Team Another Lane lent its voice to a piece in the LA Times about the sneaker community, what its missing and how we are solving that problem
By RONALD D. WHITE |STAFF WRITER
Sneakerheads like to complain about the one that got away. About haunting sneaker apps and websites yet failing to win shoe-drop raffles or find what they want at semiaffordable prices. About how the system must be rigged by resellers using bots and inside connections.
Now, a scandal involving a Nike executive and her reseller son is roiling the sneaker world, highlighting worst suspicions about a booming market in which shoes can be traded like stocks. For serious sneaker collectors, this is more than a tempest in a shoebox.

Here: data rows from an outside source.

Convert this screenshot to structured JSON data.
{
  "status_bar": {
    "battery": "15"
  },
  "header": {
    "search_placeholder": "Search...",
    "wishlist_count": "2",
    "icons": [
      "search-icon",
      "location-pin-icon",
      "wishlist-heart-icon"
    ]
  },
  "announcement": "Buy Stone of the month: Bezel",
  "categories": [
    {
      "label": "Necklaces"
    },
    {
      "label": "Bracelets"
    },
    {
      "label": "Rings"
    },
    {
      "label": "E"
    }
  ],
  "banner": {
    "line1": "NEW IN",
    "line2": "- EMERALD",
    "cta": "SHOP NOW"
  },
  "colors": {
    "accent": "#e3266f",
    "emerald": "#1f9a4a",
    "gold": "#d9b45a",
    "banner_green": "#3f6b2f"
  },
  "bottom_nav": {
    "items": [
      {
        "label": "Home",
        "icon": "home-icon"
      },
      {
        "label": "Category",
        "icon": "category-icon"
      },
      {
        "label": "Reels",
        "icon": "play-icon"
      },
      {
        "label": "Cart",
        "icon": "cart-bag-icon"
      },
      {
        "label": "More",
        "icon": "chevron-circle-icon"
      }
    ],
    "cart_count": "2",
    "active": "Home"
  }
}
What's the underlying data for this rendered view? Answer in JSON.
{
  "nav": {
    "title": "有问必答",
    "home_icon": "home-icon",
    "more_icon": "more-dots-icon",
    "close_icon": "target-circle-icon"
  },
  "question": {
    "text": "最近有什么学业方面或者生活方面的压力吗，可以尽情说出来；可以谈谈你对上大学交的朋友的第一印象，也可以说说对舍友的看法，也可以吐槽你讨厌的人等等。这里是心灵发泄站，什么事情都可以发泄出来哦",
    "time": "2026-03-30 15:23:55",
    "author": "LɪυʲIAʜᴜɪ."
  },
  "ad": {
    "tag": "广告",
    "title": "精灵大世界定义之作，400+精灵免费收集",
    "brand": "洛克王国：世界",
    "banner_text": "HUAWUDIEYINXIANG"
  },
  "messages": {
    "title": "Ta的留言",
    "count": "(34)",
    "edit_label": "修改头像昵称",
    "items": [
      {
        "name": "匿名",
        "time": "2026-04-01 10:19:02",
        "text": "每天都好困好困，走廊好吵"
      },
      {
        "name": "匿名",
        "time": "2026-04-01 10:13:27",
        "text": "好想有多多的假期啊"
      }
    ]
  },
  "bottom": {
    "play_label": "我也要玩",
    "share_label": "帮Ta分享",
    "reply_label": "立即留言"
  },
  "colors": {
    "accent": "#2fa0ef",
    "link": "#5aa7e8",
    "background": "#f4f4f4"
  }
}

“There’s a lot of fraud. There’s a lack of transparency,” said shoe aficionado Chad Jones, who last year founded reseller marketplace Another Lane with his wife, Adena. The duo wanted a place that honored Black consumers’ role in popularizing the sneakerhead culture while vetting seller legitimacy in addition to shoe authenticity.
The latest controversy sprang from a Bloomberg Businessweek profile of a 19-year-old Oregonian named Joe Hebert, who was clearing $20,000 or more a month flipping sneakers online.
The story, which appeared online Feb. 25, detailed how Hebert acquired sneakers using bots to make bids for him, including on Nike Inc’s SNKRS app where the company launches new products. The payments went through an American Express card held by his mother, Ann Hebert, Nike’s vice president and general manager of North American operations, overseeing sales, marketing and merchandising.
Nike initially said Hebert had disclosed her son’s business as required and had violated no company rules. Joe Hebert told Bloomberg that his mother wasn’t involved in his business and didn’t slip him discount codes.
But with questions swirling about insider information and technological shenanigans, Ann Hebert soon resigned after more than 25 years with the shoe giant.
Nike Chief Executive John Donahoe on March 8 assured employees during a videoconference that the company was taking the controversy seriously.
products,” Donahoe said, according to pop culture website Complex. “And the fact of the matter is, this incident has sparked questions in some of our consumers about whether they can trust us, particularly around launch product.”
This wasn’t the market’s first scandal, not even so far this year.
A February collaboration between Nike’s Air Jordan 1 and Trophy Room, a retailer owned by basketball great Michael Jordan’s son Marcus, had a particularly messy debut, with shoes showing up on social media before the official drop date. Sneakerheads screamed favoritism and profiteering. Marcus Jordan blamed leaks on the distribution center.
In recent years, sneakers have become an asset class like stocks, bonds and cryptocurrency, becoming a multibillon-dollar market worldwide. They trade on a variety of reseller platforms; the best known include StockX, GOAT, Flight Club and Stadium Goods.
The marketplaces like to promote their extensive authentication processes so that buyers know that the items they end up with are the real deal.
But such efforts don’t get at how the sellers acquired the shoes, and that’s what is stirring up sneaker fans who don’t think they’re getting a fair shot at buying newly released products.
“This makes me want to drop the shoe buying game,” a commenter posted on a YouTube interview featuring Joe Hebert in his new warehouse, surrounded by enough shoes to stock a few stores. Said another: “This man is the reason yall don’t hit on your kicks when you want them.”
Adena Jones, chief executive of Another Lane, said she and her husband raised $160,000 to launch the marketplace last April to restore some old-school sneakerhead culture where people, not bots, sell shoes to other people, not other bots.
Another Lane emphasizes investigating the people it allows to use the platform as much as authenticating the shoes that are sold on it.
“We vet our members. So you’re not just out there being anonymous. Your name is connected to the product,” said Adena Jones, 35. “And if you’re selling a fugazi product [fake or damaged], A, you probably wouldn’t make it onto our platform, or B, you would be kicked off our platform.”
Added Chad Jones, Another Lane’s 42-year-old chief operating officer, with a tinge of distain in his voice: “You know how you combat somebody who you think is getting too many pairs of sneakers and just in it to resell them for as much as possible? You don’t buy from him. It’s that simple. And then when he’s stuck with $100,000 worth of product and can’t pay that credit card bill back from mommy, then he’s out.”